▸ **EXERCISE DETAILS**
Could you copy the lines below exactly, leaving none out?

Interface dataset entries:
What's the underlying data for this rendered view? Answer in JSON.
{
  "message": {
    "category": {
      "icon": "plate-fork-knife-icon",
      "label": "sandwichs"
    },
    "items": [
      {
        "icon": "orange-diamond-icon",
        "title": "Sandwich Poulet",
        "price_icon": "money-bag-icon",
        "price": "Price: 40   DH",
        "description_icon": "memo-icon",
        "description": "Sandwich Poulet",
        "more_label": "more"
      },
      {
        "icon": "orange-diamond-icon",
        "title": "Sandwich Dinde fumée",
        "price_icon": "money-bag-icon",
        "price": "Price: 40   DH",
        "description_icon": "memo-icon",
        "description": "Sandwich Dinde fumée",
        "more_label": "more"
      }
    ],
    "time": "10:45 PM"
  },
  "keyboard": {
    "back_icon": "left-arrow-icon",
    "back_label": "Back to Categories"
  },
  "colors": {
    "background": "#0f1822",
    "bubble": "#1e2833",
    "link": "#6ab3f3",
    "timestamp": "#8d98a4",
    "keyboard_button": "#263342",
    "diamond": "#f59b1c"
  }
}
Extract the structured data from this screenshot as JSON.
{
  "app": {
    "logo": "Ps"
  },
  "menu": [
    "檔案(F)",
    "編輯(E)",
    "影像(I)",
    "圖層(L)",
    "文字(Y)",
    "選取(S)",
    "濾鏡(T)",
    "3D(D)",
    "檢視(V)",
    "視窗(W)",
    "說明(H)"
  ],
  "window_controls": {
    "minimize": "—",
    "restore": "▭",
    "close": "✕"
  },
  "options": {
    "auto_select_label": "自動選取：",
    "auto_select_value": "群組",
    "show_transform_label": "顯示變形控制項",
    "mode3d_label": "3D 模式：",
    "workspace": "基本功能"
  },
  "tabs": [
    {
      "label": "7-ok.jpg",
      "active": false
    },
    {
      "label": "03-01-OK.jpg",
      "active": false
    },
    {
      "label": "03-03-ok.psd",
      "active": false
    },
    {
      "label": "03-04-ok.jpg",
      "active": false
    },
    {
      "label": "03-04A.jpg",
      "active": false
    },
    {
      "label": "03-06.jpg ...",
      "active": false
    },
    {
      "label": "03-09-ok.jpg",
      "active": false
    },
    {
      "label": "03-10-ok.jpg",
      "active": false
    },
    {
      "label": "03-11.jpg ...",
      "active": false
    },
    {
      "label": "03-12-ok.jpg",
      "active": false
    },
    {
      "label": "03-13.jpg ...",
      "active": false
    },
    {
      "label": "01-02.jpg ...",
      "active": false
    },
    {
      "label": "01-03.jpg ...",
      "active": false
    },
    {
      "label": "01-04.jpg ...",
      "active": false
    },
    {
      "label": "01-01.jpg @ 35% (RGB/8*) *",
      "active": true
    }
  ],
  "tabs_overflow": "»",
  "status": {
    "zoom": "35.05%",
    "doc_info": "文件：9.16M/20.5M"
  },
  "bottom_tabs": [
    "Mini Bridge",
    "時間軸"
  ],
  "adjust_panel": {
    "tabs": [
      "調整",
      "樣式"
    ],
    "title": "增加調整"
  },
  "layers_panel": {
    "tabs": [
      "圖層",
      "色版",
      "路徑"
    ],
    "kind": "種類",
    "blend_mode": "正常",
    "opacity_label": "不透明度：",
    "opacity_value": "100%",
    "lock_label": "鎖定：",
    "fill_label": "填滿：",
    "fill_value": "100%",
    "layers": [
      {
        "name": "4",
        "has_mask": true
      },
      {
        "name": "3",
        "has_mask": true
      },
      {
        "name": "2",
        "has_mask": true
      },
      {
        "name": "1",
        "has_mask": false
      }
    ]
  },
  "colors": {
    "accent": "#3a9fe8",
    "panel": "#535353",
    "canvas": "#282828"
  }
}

▸ **ANSWER TO THIS PROBLEM**
What's the underlying data for this rendered view? Answer in JSON.
{
  "message": {
    "category": {
      "icon": "plate-fork-knife-icon",
      "label": "sandwichs"
    },
    "items": [
      {
        "icon": "orange-diamond-icon",
        "title": "Sandwich Poulet",
        "price_icon": "money-bag-icon",
        "price": "Price: 40   DH",
        "description_icon": "memo-icon",
        "description": "Sandwich Poulet",
        "more_label": "more"
      },
      {
        "icon": "orange-diamond-icon",
        "title": "Sandwich Dinde fumée",
        "price_icon": "money-bag-icon",
        "price": "Price: 40   DH",
        "description_icon": "memo-icon",
        "description": "Sandwich Dinde fumée",
        "more_label": "more"
      }
    ],
    "time": "10:45 PM"
  },
  "keyboard": {
    "back_icon": "left-arrow-icon",
    "back_label": "Back to Categories"
  },
  "colors": {
    "background": "#0f1822",
    "bubble": "#1e2833",
    "link": "#6ab3f3",
    "timestamp": "#8d98a4",
    "keyboard_button": "#263342",
    "diamond": "#f59b1c"
  }
}
Extract the structured data from this screenshot as JSON.
{
  "app": {
    "logo": "Ps"
  },
  "menu": [
    "檔案(F)",
    "編輯(E)",
    "影像(I)",
    "圖層(L)",
    "文字(Y)",
    "選取(S)",
    "濾鏡(T)",
    "3D(D)",
    "檢視(V)",
    "視窗(W)",
    "說明(H)"
  ],
  "window_controls": {
    "minimize": "—",
    "restore": "▭",
    "close": "✕"
  },
  "options": {
    "auto_select_label": "自動選取：",
    "auto_select_value": "群組",
    "show_transform_label": "顯示變形控制項",
    "mode3d_label": "3D 模式：",
    "workspace": "基本功能"
  },
  "tabs": [
    {
      "label": "7-ok.jpg",
      "active": false
    },
    {
      "label": "03-01-OK.jpg",
      "active": false
    },
    {
      "label": "03-03-ok.psd",
      "active": false
    },
    {
      "label": "03-04-ok.jpg",
      "active": false
    },
    {
      "label": "03-04A.jpg",
      "active": false
    },
    {
      "label": "03-06.jpg ...",
      "active": false
    },
    {
      "label": "03-09-ok.jpg",
      "active": false
    },
    {
      "label": "03-10-ok.jpg",
      "active": false
    },
    {
      "label": "03-11.jpg ...",
      "active": false
    },
    {
      "label": "03-12-ok.jpg",
      "active": false
    },
    {
      "label": "03-13.jpg ...",
      "active": false
    },
    {
      "label": "01-02.jpg ...",
      "active": false
    },
    {
      "label": "01-03.jpg ...",
      "active": false
    },
    {
      "label": "01-04.jpg ...",
      "active": false
    },
    {
      "label": "01-01.jpg @ 35% (RGB/8*) *",
      "active": true
    }
  ],
  "tabs_overflow": "»",
  "status": {
    "zoom": "35.05%",
    "doc_info": "文件：9.16M/20.5M"
  },
  "bottom_tabs": [
    "Mini Bridge",
    "時間軸"
  ],
  "adjust_panel": {
    "tabs": [
      "調整",
      "樣式"
    ],
    "title": "增加調整"
  },
  "layers_panel": {
    "tabs": [
      "圖層",
      "色版",
      "路徑"
    ],
    "kind": "種類",
    "blend_mode": "正常",
    "opacity_label": "不透明度：",
    "opacity_value": "100%",
    "lock_label": "鎖定：",
    "fill_label": "填滿：",
    "fill_value": "100%",
    "layers": [
      {
        "name": "4",
        "has_mask": true
      },
      {
        "name": "3",
        "has_mask": true
      },
      {
        "name": "2",
        "has_mask": true
      },
      {
        "name": "1",
        "has_mask": false
      }
    ]
  },
  "colors": {
    "accent": "#3a9fe8",
    "panel": "#535353",
    "canvas": "#282828"
  }
}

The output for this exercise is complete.